--- REQUIREMENT ---
Take every line from the listing below that includes "display" and copy it.
*** Opening of EXTRACTED RECORDS ***
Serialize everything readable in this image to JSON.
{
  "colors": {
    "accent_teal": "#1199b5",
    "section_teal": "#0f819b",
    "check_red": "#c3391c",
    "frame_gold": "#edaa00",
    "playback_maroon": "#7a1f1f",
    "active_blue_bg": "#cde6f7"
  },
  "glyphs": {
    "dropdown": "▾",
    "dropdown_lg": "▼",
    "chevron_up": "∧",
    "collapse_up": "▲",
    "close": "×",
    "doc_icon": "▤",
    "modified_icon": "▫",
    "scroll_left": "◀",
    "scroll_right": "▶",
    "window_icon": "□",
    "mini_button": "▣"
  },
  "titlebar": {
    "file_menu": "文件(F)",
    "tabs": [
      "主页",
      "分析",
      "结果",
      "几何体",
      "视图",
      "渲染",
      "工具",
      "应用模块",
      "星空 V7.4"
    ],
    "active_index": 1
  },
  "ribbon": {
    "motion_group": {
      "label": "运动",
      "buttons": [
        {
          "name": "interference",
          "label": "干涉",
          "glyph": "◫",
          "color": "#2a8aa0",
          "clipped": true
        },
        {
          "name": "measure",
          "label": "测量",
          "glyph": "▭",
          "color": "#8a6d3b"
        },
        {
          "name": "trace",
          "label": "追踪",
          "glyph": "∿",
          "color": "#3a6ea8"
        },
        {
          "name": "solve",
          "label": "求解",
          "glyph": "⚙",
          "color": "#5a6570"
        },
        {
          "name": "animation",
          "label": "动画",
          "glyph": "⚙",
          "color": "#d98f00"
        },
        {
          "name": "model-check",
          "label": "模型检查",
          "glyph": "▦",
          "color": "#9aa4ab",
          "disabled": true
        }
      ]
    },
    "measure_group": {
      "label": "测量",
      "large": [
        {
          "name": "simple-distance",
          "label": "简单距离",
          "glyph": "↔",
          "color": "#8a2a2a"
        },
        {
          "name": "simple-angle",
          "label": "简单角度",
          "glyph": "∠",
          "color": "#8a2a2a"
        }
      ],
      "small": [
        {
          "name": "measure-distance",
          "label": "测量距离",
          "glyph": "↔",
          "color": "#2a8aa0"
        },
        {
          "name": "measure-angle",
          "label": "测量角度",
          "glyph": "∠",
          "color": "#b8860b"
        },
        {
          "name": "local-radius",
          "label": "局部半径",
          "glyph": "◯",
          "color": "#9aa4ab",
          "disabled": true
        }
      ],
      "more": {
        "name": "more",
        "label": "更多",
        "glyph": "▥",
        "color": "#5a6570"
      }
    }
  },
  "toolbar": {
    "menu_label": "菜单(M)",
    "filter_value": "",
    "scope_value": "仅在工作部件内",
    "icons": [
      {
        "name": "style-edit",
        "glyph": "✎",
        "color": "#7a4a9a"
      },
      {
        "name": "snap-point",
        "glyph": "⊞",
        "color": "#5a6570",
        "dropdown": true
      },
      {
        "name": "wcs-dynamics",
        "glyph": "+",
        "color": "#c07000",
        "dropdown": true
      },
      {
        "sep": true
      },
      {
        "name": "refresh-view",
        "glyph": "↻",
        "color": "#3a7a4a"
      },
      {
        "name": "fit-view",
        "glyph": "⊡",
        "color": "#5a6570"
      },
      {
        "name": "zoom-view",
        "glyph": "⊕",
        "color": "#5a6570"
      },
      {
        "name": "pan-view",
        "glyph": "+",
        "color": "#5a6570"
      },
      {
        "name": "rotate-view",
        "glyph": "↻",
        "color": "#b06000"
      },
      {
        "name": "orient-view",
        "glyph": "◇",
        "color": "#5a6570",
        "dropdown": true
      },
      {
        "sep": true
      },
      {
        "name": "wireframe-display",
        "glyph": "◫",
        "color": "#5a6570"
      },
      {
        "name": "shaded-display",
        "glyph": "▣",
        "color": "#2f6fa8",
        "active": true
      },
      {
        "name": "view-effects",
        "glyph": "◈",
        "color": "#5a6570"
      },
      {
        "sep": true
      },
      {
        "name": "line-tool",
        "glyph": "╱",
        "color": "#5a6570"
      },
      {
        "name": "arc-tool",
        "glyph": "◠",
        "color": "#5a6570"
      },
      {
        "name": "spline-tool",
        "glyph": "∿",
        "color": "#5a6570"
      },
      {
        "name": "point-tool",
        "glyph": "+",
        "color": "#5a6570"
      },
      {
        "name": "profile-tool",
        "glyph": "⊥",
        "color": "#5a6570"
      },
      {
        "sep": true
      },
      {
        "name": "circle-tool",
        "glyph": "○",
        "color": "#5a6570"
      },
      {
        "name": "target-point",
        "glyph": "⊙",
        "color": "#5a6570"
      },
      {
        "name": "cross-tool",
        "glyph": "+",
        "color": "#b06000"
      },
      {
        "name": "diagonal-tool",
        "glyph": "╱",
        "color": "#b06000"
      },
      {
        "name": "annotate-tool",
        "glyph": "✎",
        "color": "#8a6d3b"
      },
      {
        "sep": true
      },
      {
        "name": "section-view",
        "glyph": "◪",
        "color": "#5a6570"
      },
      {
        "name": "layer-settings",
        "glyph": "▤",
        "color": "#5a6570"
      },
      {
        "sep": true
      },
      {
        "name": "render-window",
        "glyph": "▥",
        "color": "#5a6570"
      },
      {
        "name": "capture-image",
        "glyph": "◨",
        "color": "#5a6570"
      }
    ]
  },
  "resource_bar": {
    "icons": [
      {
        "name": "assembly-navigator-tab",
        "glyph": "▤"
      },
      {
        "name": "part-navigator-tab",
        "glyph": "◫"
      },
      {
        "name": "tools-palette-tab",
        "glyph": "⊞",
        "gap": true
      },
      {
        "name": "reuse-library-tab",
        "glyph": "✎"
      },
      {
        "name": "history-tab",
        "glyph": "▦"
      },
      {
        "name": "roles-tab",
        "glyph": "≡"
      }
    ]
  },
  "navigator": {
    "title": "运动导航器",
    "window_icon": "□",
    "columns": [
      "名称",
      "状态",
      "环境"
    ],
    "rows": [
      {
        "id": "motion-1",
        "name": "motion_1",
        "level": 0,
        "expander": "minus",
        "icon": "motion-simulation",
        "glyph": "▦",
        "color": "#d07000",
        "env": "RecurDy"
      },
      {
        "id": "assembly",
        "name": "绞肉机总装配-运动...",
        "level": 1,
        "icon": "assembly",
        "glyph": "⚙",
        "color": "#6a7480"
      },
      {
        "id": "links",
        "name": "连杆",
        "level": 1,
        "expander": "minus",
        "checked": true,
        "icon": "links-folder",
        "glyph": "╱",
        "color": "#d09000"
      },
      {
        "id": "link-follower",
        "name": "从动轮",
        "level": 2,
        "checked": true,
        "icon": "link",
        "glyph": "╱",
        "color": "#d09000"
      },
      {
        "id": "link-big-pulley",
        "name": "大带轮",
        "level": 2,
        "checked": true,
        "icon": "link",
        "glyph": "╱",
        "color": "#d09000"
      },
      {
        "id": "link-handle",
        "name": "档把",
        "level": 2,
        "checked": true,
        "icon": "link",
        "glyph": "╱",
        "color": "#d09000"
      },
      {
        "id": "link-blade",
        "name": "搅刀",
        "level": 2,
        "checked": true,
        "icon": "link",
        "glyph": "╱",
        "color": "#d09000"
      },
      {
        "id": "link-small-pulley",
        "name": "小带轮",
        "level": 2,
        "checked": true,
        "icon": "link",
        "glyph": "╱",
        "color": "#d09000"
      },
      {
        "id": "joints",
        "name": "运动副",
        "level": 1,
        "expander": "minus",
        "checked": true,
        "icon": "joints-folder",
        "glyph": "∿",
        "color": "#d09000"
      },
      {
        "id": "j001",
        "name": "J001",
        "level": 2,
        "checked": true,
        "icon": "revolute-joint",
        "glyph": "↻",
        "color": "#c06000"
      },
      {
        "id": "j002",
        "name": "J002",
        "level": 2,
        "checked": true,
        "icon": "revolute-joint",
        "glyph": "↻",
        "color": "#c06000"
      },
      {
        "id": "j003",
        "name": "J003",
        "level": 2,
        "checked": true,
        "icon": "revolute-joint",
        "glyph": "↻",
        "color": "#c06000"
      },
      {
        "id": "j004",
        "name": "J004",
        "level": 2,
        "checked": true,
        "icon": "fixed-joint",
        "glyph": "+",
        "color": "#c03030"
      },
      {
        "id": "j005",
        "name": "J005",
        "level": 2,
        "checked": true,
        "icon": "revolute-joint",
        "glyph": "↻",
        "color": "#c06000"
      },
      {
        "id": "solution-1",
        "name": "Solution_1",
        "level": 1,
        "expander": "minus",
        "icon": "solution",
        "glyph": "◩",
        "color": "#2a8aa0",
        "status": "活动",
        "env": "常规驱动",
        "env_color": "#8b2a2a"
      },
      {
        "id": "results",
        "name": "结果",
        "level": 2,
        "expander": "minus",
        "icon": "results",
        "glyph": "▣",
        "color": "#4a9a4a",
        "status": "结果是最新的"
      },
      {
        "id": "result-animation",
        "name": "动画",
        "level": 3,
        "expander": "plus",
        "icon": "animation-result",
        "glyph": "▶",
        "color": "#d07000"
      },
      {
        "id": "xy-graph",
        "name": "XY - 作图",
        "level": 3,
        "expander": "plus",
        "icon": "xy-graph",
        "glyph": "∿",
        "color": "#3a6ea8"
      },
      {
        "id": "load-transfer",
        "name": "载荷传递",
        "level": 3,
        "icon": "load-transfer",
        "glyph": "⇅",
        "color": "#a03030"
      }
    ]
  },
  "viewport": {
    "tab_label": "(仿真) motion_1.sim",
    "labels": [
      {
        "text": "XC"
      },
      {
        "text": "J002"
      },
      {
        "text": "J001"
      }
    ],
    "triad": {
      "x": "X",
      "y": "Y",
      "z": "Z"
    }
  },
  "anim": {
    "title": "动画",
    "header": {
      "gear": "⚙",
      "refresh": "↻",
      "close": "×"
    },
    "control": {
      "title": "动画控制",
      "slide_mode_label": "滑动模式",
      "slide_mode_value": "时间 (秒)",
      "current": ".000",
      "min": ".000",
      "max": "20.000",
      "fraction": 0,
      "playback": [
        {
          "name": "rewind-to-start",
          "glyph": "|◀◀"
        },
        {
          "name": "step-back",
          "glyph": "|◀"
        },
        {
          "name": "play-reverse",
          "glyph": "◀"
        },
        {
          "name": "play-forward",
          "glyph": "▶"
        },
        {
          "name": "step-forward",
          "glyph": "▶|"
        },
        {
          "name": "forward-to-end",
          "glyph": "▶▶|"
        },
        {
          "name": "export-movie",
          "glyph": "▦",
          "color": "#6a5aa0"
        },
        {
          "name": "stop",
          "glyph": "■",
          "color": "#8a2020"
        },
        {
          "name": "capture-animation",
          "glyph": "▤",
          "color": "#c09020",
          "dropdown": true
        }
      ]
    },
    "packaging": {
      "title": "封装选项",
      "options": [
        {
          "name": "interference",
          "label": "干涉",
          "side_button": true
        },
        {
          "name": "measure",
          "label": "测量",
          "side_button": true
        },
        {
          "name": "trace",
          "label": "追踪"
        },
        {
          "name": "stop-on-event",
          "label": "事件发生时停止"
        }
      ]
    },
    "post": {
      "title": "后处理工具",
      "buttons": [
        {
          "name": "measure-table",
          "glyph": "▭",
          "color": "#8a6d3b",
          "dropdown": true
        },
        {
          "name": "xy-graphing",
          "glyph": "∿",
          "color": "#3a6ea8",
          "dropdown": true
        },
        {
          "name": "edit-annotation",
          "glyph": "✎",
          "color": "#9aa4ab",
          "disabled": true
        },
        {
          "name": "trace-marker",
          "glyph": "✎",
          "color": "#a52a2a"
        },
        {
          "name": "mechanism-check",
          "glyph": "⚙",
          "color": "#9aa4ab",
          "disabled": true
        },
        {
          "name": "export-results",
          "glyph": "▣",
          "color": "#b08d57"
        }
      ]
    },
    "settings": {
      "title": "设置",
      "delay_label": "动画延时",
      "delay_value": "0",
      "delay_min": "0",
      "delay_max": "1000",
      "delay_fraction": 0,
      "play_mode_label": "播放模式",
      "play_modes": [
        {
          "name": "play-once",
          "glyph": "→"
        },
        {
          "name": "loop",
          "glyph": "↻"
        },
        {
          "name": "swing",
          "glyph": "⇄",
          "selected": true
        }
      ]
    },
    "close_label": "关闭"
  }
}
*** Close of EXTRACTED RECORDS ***
--- WRITTEN RESPONSE ---
        "name": "wireframe-display",
        "name": "shaded-display",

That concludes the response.